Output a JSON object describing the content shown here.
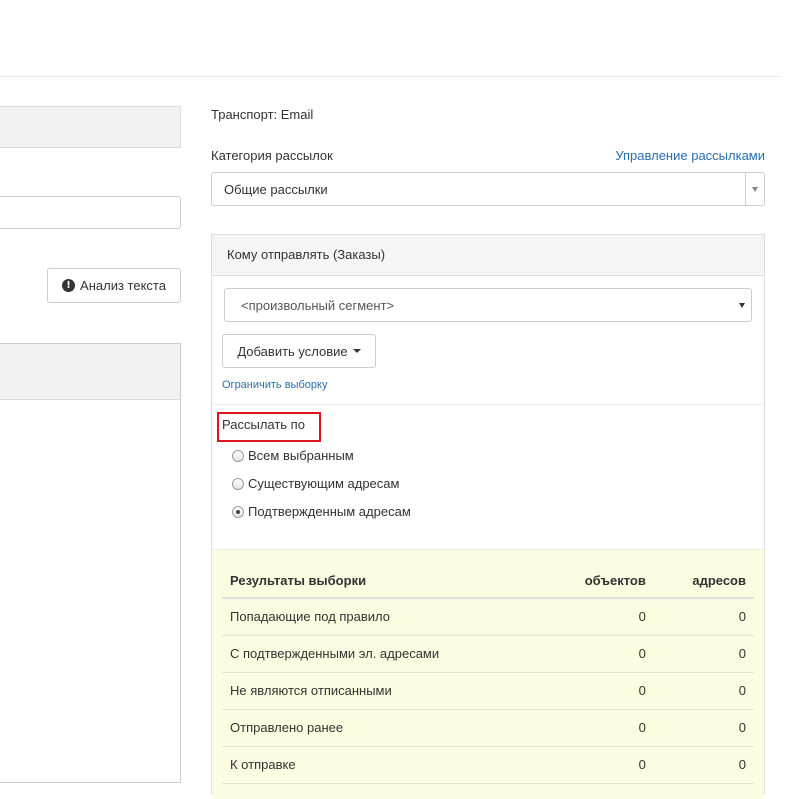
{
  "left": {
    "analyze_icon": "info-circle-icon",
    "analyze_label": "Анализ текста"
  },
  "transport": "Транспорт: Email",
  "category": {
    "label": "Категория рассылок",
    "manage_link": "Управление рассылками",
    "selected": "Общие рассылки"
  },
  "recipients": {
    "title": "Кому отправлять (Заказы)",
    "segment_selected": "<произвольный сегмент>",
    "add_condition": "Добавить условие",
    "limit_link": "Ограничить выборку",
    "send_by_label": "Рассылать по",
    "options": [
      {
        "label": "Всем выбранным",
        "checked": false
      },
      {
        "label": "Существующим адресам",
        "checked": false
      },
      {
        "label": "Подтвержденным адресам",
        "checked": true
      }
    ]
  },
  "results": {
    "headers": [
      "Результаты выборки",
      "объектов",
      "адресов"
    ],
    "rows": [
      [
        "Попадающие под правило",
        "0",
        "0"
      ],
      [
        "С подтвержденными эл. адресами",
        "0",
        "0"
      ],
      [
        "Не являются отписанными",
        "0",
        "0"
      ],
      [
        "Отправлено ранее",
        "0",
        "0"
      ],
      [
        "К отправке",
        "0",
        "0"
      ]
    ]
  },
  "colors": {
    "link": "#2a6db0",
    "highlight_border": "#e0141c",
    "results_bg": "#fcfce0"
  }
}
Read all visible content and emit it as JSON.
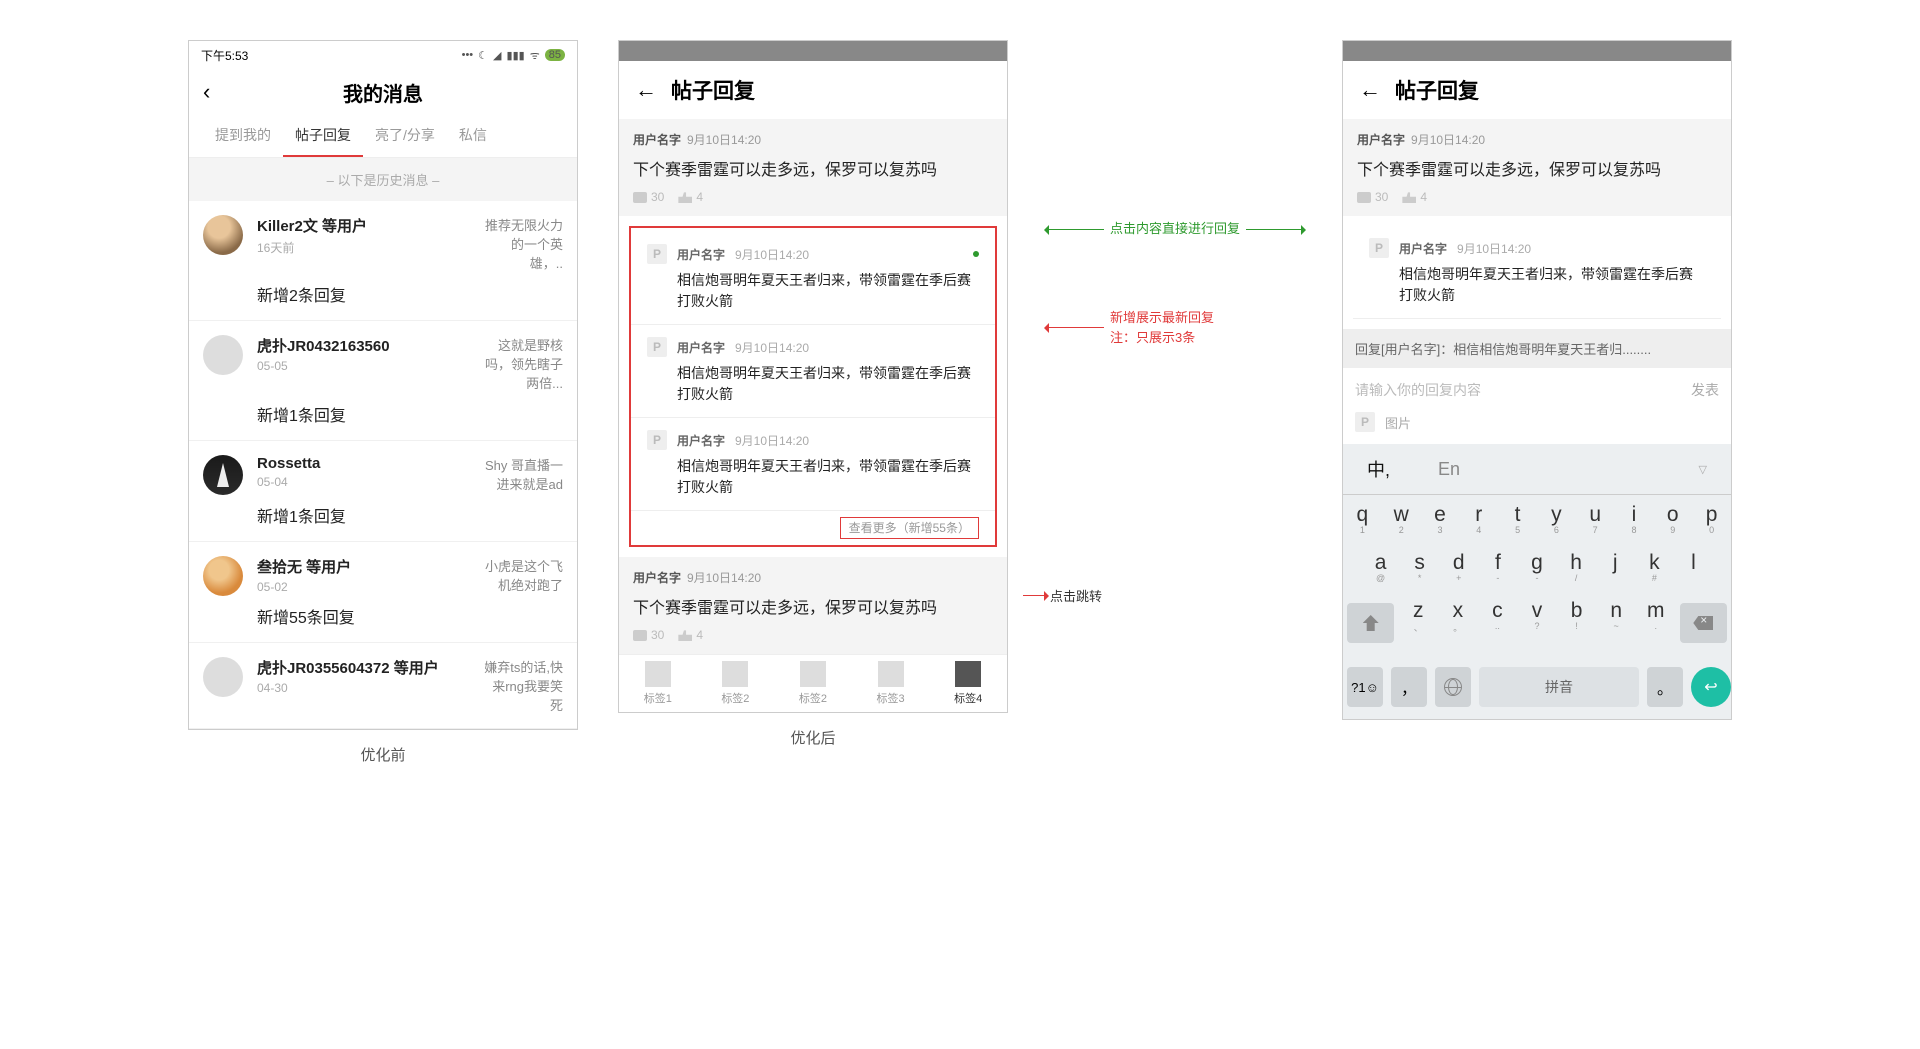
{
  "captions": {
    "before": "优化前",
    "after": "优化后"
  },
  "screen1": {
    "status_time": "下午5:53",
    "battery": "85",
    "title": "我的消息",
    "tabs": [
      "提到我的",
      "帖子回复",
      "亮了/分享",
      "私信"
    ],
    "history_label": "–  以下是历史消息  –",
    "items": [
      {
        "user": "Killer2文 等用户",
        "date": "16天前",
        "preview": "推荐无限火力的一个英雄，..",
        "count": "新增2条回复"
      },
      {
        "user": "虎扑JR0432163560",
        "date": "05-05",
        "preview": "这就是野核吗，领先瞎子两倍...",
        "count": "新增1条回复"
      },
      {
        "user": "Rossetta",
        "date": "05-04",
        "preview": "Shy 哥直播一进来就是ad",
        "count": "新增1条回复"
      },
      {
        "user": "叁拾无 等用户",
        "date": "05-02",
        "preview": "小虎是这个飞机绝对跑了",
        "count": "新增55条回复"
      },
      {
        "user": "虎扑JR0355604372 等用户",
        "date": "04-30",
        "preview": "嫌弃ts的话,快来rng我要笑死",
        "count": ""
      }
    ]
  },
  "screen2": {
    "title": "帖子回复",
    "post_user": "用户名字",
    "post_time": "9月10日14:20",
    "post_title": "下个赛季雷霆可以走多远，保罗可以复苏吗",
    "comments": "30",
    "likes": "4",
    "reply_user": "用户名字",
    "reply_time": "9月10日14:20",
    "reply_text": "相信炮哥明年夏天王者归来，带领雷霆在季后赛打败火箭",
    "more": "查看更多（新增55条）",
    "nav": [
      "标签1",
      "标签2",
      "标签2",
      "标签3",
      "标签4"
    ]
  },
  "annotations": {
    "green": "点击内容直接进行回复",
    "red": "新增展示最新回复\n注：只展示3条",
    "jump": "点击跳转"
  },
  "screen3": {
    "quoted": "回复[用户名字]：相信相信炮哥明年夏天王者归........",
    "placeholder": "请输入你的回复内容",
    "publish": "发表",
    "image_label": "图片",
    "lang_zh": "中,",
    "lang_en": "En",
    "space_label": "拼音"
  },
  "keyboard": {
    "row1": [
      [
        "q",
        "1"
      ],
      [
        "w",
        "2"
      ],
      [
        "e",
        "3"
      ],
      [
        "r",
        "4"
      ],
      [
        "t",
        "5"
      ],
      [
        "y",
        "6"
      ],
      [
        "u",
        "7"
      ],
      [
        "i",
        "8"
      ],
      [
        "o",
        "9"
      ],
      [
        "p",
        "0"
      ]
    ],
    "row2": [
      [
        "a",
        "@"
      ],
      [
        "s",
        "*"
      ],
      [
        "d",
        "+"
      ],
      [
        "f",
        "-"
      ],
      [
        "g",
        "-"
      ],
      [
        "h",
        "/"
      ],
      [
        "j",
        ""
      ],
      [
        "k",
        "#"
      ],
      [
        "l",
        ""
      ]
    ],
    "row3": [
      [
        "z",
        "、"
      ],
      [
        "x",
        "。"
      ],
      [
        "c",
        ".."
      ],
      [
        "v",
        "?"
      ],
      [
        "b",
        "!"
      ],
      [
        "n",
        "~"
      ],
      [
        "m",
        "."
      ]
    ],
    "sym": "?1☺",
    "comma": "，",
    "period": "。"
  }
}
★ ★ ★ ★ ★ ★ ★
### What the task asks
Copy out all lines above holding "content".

### Written solution
Output a JSON object describing the content shown here.
Read all visible content and emit it as JSON.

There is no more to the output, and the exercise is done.